◆ **TASK BRIEF**
Go through the lines of the material and count the ones with the word "icon". Give that count alone.

◆ **DATASET RECORDS**
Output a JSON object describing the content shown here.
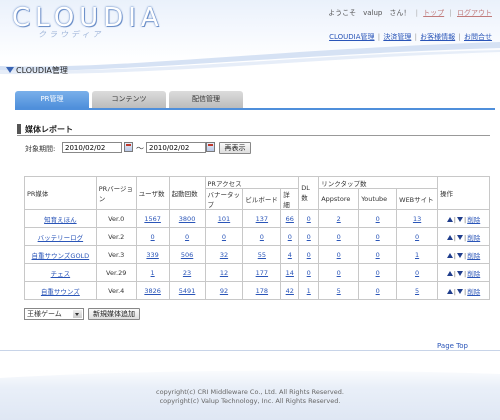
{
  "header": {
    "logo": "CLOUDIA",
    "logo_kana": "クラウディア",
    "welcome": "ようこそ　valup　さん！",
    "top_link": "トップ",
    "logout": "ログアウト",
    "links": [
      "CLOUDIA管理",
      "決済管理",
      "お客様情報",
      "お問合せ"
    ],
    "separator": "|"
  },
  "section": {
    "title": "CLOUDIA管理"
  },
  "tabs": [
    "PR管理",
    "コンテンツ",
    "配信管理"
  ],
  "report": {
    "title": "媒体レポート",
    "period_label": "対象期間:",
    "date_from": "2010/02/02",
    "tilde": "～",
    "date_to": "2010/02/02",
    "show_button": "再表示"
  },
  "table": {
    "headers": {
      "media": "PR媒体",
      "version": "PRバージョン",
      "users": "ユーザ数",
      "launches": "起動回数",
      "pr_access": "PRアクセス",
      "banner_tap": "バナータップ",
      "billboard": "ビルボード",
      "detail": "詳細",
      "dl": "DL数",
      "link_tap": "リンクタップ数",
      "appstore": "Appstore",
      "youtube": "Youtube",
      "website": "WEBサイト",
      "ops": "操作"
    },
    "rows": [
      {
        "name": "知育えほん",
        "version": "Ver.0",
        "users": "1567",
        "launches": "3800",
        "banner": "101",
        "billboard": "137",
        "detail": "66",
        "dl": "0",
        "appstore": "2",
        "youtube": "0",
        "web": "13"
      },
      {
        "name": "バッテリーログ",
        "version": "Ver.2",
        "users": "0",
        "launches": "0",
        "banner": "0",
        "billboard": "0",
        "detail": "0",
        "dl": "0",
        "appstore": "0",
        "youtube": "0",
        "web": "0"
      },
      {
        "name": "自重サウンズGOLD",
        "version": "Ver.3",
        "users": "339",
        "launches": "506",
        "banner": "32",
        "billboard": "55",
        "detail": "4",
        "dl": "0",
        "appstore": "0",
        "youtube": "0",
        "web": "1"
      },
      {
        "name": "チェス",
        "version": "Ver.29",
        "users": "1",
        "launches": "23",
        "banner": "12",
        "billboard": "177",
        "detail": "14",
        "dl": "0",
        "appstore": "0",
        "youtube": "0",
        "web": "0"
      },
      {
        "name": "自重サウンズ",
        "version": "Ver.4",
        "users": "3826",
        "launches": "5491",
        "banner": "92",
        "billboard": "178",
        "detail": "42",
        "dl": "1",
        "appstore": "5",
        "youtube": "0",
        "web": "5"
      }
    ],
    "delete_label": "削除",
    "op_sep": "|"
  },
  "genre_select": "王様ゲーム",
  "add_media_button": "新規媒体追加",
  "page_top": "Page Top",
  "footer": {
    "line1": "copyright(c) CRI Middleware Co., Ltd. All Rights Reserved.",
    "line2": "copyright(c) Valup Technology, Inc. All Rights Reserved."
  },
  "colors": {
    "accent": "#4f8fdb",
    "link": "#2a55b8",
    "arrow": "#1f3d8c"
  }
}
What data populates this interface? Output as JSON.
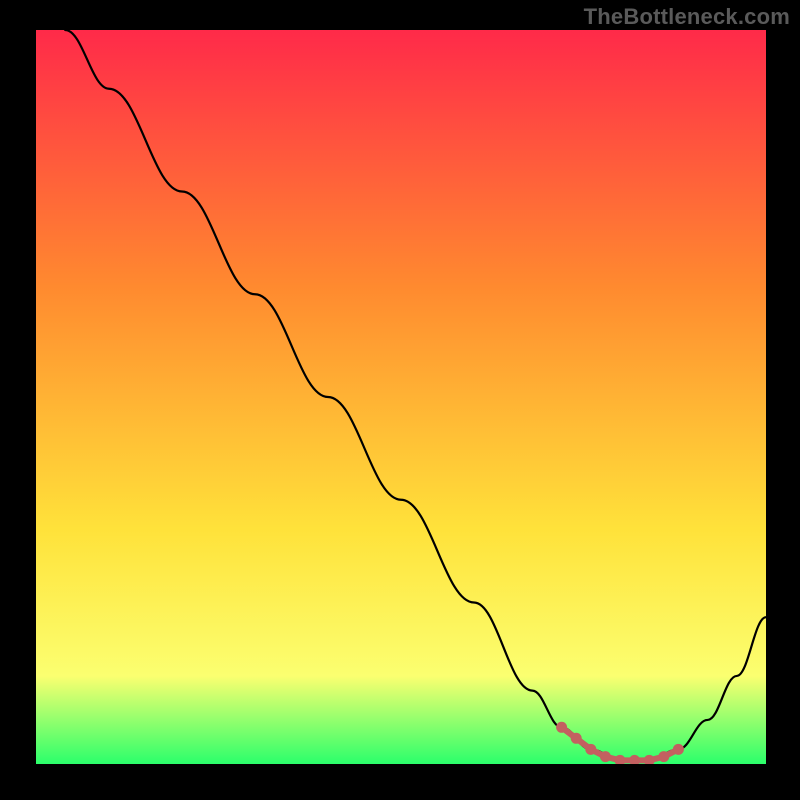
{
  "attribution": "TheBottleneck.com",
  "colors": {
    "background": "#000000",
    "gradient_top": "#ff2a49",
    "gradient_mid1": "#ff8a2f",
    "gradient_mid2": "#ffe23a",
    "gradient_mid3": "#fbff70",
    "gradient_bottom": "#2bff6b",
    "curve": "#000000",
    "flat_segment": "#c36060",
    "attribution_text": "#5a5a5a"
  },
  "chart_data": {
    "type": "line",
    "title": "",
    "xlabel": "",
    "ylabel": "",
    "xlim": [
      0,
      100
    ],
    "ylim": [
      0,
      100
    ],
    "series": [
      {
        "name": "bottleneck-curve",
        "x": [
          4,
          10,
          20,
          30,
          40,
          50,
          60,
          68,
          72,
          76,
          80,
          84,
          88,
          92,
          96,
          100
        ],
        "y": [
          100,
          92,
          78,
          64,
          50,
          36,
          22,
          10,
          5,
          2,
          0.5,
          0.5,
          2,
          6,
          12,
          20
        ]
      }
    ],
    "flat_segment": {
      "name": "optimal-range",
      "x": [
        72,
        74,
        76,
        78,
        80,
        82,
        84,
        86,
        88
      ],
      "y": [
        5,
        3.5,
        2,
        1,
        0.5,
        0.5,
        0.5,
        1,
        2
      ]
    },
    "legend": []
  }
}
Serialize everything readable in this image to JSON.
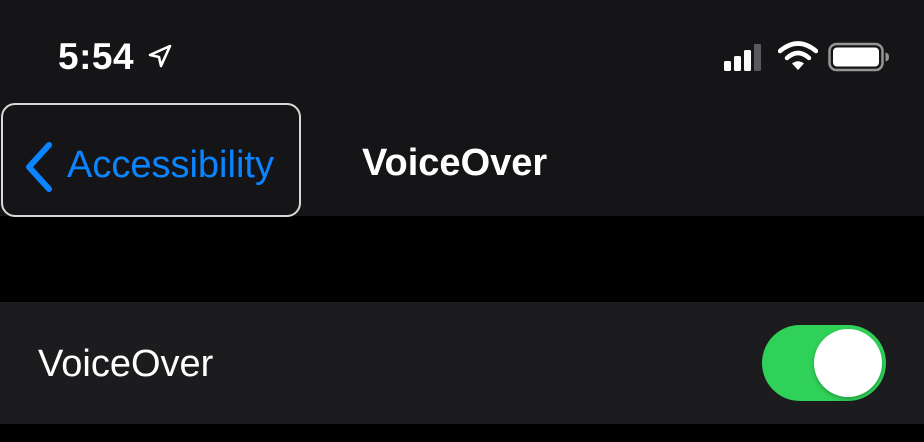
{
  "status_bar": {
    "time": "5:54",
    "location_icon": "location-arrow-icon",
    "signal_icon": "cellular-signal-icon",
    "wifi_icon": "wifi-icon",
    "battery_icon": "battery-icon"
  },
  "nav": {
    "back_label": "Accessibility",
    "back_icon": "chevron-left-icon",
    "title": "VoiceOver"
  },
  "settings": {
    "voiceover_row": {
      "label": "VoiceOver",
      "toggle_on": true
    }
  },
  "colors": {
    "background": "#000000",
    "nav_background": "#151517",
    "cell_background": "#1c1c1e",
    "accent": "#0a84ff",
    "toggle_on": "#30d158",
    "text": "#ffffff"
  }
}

◆ **EXPECTED ANSWER**
5